For now the actual depth of our data can be measured by the 50+ data attributes that we track for all the 70 million company profiles. “For now” is the term we use here, because they are constantly evolving and as we discover new sources, and new ways to add data points, and improve accuracy for existing ones this figure is subject to constant changes. One good example for this type of volatility is how we first time extracted our product data, through the span of 1 mouth we managed to extract 300M products from 4M manufacturers across the world. For a better understanding of our data points you can acces our Data Dictionary.
In the space of data science, “veracity” refers to how accurate or truthful a data set may be. To achieve a level of high veracity for our data we enforce three fundamental principles.
We look at the usefulness of our solutions through three different perspectives:
Acces to in depth B2B web captured data can be the stepping stone for the next generation of commercial insurers.
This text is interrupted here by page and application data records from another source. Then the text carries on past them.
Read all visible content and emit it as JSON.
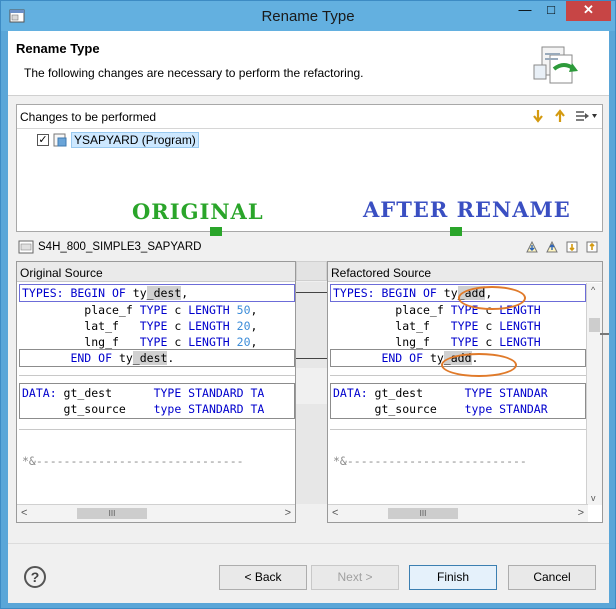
{
  "window": {
    "title": "Rename Type",
    "min_glyph": "—",
    "max_glyph": "□",
    "close_glyph": "✕"
  },
  "header": {
    "title": "Rename Type",
    "description": "The following changes are necessary to perform the refactoring."
  },
  "changes": {
    "title": "Changes to be performed",
    "item": {
      "label": "YSAPYARD (Program)",
      "checked": true
    }
  },
  "annotations": {
    "original": "ORIGINAL",
    "after": "AFTER RENAME"
  },
  "preview": {
    "file": "S4H_800_SIMPLE3_SAPYARD",
    "left_title": "Original Source",
    "right_title": "Refactored Source",
    "left_lines": {
      "l1a": "TYPES: BEGIN OF ",
      "l1b": "ty",
      "l1c": "_dest",
      "l1d": ",",
      "l2a": "         place_f ",
      "l2b": "TYPE",
      "l2c": " c ",
      "l2d": "LENGTH",
      "l2e": " 50",
      "l2f": ",",
      "l3a": "         lat_f   ",
      "l3b": "TYPE",
      "l3c": " c ",
      "l3d": "LENGTH",
      "l3e": " 20",
      "l3f": ",",
      "l4a": "         lng_f   ",
      "l4b": "TYPE",
      "l4c": " c ",
      "l4d": "LENGTH",
      "l4e": " 20",
      "l4f": ",",
      "l5a": "       END OF ",
      "l5b": "ty",
      "l5c": "_dest",
      "l5d": ".",
      "l6a": "DATA: ",
      "l6b": "gt_dest      ",
      "l6c": "TYPE STANDARD TA",
      "l7a": "      gt_source    ",
      "l7b": "type STANDARD TA",
      "l8": "*&------------------------------"
    },
    "right_lines": {
      "r1a": "TYPES: BEGIN OF ",
      "r1b": "ty",
      "r1c": "_add",
      "r1d": ",",
      "r2a": "         place_f ",
      "r2b": "TYPE",
      "r2c": " c ",
      "r2d": "LENGTH",
      "r3a": "         lat_f   ",
      "r3b": "TYPE",
      "r3c": " c ",
      "r3d": "LENGTH",
      "r4a": "         lng_f   ",
      "r4b": "TYPE",
      "r4c": " c ",
      "r4d": "LENGTH",
      "r5a": "       END OF ",
      "r5b": "ty",
      "r5c": "_add",
      "r5d": ".",
      "r6a": "DATA: ",
      "r6b": "gt_dest      ",
      "r6c": "TYPE STANDAR",
      "r7a": "      gt_source    ",
      "r7b": "type STANDAR",
      "r8": "*&--------------------------"
    },
    "scroll_left": "<",
    "scroll_right": ">",
    "scroll_up": "^",
    "scroll_down": "v",
    "scroll_grip": "III"
  },
  "footer": {
    "help": "?",
    "back": "< Back",
    "next": "Next >",
    "finish": "Finish",
    "cancel": "Cancel"
  },
  "colors": {
    "annotation_original": "#2aa52a",
    "annotation_after": "#3a4fc2",
    "ellipse": "#e07a2a",
    "arrow": "#2aa52a"
  }
}
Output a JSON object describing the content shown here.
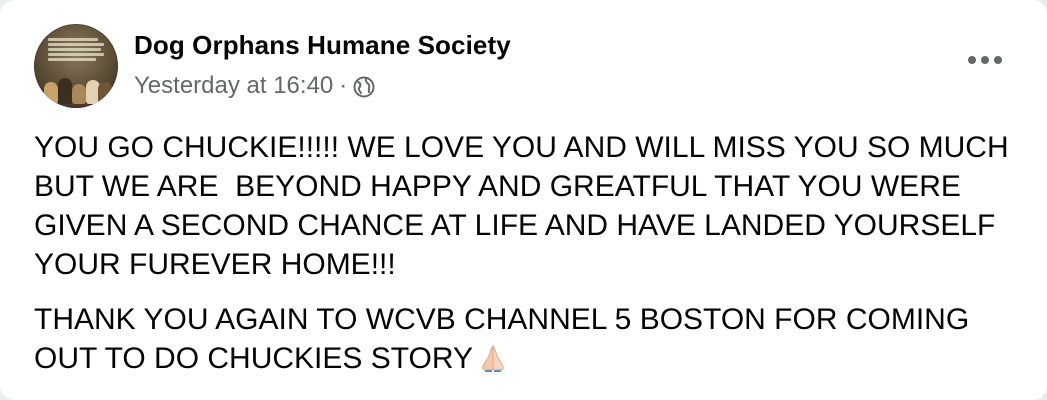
{
  "post": {
    "author": "Dog Orphans Humane Society",
    "timestamp": "Yesterday at 16:40",
    "separator": "·",
    "audience_icon": "globe-icon",
    "menu_icon": "more-options-icon",
    "paragraphs": [
      "YOU GO CHUCKIE!!!!! WE LOVE YOU AND WILL MISS YOU SO MUCH BUT WE ARE  BEYOND HAPPY AND GREATFUL THAT YOU WERE GIVEN A SECOND CHANCE AT LIFE AND HAVE LANDED YOURSELF YOUR FUREVER HOME!!!",
      "THANK YOU AGAIN TO WCVB CHANNEL 5 BOSTON FOR COMING OUT TO DO CHUCKIES STORY"
    ],
    "trailing_emoji": "folded-hands-emoji"
  },
  "colors": {
    "text_primary": "#050505",
    "text_secondary": "#65676b",
    "card_background": "#ffffff"
  }
}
By leveraging this type of data, insurance companies can build seamless experiences for commercial lines and serve customers at scale with minimum risks.
Building the framework for this kind of end-to-end experiences is quite a difficult challenge. But in the long run it will make the difference between the players that lead the market and the ones that struggle to survive.
Let’s discover together how Soleadify’s data can help your company streamline commercial insurance underwriting.